Employee: “I’m having an issue hitting my goals, I think I need some help.”

Leader: “Ok you just need to work harder.”

If that therapist would go out of business in a matter of weeks then why are leaders like this still in place? Consider recent problem statements you’ve heard from your team. What method did you use to help solve them? Did you ask questions and dissect through listening or did you go right into problem solving?

In a fast paced moving business line it’s hard to stop and listen and ask questions. We believe we’re put into leadership roles to solve problems but often we slow down the business long term by being straight solution problem solvers. When you stop and listen and work through the issue with the employee you build competent solutions oriented employees who think about the solutions before coming to you in the future. If the entire org is built on the ability for you or your leaders to be the only problem solvers then you build a house of cards that will topple due to poor listening skills and incompetent problem solvers.

The next time an employee comes to you with an issue, consider asking a few questions that can help guide them to the solution. The questions can be as simple as; “tell me more about that” or “let’s talk through this, how would you like to solve this” or “what are some alternative solutions that we could implement” and “what support would you need from me in order to solve this?” You’ll find that by listening and asking questions your employee will ultimately solve the issue themselves and you will never have said anything along the lines of, “do this.”

The beauty of this is you don’t even need a degree, an office, or a long couch for someone to sit on in order to start executing this immediately.

by Scott Bond



Get the Medium app

A button that says 'Download on the App Store', and if clicked it will lead you to the iOS App store
A button that says 'Get it on, Google Play', and if clicked it will lead you to the Google Play store
Scott Bond

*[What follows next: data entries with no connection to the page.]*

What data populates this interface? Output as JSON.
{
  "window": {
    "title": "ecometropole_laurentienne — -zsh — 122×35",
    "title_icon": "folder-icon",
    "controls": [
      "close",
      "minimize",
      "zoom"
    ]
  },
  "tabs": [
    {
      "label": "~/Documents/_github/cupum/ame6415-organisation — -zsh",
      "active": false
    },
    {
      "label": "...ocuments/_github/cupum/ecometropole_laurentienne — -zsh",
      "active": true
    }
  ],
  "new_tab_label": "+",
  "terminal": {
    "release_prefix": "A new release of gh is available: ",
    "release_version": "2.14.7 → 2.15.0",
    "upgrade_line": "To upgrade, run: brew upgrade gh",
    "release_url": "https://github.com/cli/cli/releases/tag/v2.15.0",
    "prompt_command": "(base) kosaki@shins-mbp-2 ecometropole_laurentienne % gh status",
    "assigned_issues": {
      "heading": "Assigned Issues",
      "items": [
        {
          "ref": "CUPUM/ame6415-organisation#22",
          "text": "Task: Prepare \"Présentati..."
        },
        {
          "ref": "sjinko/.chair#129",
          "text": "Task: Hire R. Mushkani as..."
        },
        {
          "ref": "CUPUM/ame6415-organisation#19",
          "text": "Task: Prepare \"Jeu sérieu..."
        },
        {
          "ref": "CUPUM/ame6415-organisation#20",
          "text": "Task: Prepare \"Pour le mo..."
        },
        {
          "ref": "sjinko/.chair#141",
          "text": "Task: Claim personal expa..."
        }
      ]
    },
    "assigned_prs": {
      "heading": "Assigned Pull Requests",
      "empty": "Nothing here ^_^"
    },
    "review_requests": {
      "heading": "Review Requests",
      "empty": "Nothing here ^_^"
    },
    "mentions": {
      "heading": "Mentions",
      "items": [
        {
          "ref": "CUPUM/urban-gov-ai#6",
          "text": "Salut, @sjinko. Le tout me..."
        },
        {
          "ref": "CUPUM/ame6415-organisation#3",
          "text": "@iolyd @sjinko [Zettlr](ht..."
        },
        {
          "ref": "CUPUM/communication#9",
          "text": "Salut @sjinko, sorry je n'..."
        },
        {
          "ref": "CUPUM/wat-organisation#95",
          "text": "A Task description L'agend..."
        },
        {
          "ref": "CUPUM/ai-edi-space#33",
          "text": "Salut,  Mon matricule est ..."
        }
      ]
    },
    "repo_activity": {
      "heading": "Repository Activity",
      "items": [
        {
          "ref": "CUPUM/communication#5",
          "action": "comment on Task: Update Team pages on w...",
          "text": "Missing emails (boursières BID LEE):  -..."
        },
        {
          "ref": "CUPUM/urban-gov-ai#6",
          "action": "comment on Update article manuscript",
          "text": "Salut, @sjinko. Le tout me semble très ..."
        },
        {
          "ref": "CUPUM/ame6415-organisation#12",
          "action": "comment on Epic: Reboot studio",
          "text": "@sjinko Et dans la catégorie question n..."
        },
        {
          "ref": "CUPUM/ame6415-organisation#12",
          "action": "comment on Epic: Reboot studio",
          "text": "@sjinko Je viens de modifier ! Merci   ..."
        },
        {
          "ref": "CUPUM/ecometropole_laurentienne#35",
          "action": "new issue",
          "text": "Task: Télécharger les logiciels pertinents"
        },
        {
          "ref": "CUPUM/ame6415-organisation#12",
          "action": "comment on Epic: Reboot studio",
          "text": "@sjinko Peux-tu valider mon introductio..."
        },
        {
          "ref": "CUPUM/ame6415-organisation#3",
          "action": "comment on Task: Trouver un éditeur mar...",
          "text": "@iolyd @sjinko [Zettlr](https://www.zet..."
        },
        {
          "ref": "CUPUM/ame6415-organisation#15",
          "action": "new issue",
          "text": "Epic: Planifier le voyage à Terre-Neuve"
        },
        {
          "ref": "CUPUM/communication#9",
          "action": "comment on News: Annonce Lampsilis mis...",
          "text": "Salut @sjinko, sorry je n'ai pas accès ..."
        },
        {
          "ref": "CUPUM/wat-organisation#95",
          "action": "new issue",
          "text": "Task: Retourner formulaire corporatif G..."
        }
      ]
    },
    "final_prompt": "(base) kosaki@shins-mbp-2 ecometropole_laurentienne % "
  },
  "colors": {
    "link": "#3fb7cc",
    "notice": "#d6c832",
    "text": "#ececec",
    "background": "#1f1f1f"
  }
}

Scott Bond


Scott Bond has 14+ years of experience leading sales & customer service teams for media and tech companies. Learn more at